    ABSTRACT: Periconceptional supplementation with folic acid has led to a significant worldwide reduction in the incidence of neural tube defects (NTDs). However, despite increasing awareness of the benefits of folic acid supplementation and the implementation of food fortification programs in many countries, NTDs continue to be a leading cause of perinatal morbidity and mortality worldwide. Furthermore, there exists a significant subgroup of women who appear to be resistant to the protective effects of folic acid supplementation. The following review addresses emerging clinical and experimental evidence for a role of the immune system in the etiopathogenesis of NTDs, with the aim of developing novel preventative strategies to further reduce the incidence of NTD-affected pregnancies.
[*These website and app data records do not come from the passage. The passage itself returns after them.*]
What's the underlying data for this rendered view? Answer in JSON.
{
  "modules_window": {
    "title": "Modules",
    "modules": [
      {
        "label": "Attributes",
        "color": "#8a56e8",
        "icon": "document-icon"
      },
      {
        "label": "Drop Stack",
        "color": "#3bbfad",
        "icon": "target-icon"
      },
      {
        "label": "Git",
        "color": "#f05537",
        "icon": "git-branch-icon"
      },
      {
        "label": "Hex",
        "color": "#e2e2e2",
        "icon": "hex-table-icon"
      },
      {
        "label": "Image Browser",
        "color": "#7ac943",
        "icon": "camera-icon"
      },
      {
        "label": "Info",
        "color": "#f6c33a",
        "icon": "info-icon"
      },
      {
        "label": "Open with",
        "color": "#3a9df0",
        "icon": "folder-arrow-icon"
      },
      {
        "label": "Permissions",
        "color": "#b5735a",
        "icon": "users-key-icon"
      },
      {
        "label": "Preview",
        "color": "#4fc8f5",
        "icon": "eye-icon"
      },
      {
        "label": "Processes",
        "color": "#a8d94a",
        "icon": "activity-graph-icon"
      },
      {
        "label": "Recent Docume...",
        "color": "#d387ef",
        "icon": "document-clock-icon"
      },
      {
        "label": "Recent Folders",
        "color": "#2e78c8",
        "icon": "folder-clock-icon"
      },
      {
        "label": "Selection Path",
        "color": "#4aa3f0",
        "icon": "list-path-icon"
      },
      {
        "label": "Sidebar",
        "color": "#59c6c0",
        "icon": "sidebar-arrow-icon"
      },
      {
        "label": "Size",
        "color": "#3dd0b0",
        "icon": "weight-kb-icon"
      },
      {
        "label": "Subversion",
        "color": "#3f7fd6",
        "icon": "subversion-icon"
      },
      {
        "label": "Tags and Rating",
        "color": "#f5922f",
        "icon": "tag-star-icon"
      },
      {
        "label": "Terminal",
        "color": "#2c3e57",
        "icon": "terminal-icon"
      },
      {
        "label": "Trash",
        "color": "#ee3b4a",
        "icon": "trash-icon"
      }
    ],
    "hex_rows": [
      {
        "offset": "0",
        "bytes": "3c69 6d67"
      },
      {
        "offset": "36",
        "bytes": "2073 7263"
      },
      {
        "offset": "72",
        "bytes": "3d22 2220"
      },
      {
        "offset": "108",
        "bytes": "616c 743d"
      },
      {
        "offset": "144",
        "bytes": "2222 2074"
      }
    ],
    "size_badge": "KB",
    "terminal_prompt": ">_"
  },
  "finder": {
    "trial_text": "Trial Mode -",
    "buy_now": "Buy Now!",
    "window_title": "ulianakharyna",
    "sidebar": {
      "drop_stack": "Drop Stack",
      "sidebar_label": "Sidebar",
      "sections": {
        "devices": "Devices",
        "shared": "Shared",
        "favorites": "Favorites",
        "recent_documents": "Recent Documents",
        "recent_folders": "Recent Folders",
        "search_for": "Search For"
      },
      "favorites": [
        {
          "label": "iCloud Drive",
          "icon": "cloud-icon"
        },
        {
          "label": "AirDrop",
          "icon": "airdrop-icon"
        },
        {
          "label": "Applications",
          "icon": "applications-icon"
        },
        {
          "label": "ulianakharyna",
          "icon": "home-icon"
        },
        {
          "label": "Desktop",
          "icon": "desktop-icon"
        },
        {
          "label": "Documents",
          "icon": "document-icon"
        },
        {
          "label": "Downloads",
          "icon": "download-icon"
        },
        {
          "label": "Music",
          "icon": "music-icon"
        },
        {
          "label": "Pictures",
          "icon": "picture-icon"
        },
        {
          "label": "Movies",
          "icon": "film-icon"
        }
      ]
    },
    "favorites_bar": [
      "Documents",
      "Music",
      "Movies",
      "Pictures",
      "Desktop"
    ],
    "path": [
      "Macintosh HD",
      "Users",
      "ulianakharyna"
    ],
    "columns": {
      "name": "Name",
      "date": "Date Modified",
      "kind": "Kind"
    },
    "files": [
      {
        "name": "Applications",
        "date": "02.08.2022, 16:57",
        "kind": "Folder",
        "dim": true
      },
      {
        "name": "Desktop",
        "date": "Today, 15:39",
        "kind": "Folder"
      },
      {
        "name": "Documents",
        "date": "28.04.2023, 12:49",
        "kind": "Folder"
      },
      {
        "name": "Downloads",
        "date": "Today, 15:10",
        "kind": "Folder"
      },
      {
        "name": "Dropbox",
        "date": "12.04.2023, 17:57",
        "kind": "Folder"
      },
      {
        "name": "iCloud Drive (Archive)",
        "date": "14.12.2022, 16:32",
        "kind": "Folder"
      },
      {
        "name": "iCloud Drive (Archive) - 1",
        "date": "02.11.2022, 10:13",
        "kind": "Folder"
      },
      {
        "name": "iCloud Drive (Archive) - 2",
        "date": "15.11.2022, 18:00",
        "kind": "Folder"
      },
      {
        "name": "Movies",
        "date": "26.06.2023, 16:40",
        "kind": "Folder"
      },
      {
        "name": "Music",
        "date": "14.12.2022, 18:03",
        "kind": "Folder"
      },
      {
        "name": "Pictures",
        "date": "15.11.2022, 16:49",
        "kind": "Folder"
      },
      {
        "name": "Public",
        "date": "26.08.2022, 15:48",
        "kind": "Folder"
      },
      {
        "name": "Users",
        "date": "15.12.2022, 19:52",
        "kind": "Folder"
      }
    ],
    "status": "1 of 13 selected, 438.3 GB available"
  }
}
In particular, recent studies demonstrating novel roles and interactions between innate immune factors such as the complement cascade, neurulation, and folate metabolism are explored. Birth Defects Research (Part A) 97:602-609, 2013. © 2013 Wiley Periodicals, Inc.
    Birth Defects Research Part A Clinical and Molecular Teratology 09/2013; 97(9):602-9. · 2.27 Impact Factor
  • Source
    [Show abstract] [Hide abstract]
    ABSTRACT: We compared individual trait variability in 65 male and 81 female patients with spina bifida occulta (SBO) or spina bifida aperta (SBA) against 170 male and 200 female subjects randomly selected Serbian subjects without these conditions. Variability was evaluated by direct observation of 15 homozygous recessive traits (HRT), while gender was evaluated separately. Individual trait variations between genders in SBO patients (4/15 HRT) and in SBA patients (12/15 HRT) showed remarkable differences. Individual trait variations between the male control group and SBO (9/15 HRT), between the female control group and SBO (5/15 HRT), between the male control group and SBA (8/15 HRT), between the female control group and SBA (9/15 HRT), between male SBO and SBA patients (6/15 HRT), between female SBO and SBA patients (6/15 HRT), also indicated remarkable differences. These differences could be explained by different expression of genes that may contribute to expression of spina bifida (SB).
    Balkan Journal of Medical Genetics 06/2011; 14(1):11-8. · 0.08 Impact Factor

Full-text

View
137 Downloads
Available from
May 30, 2014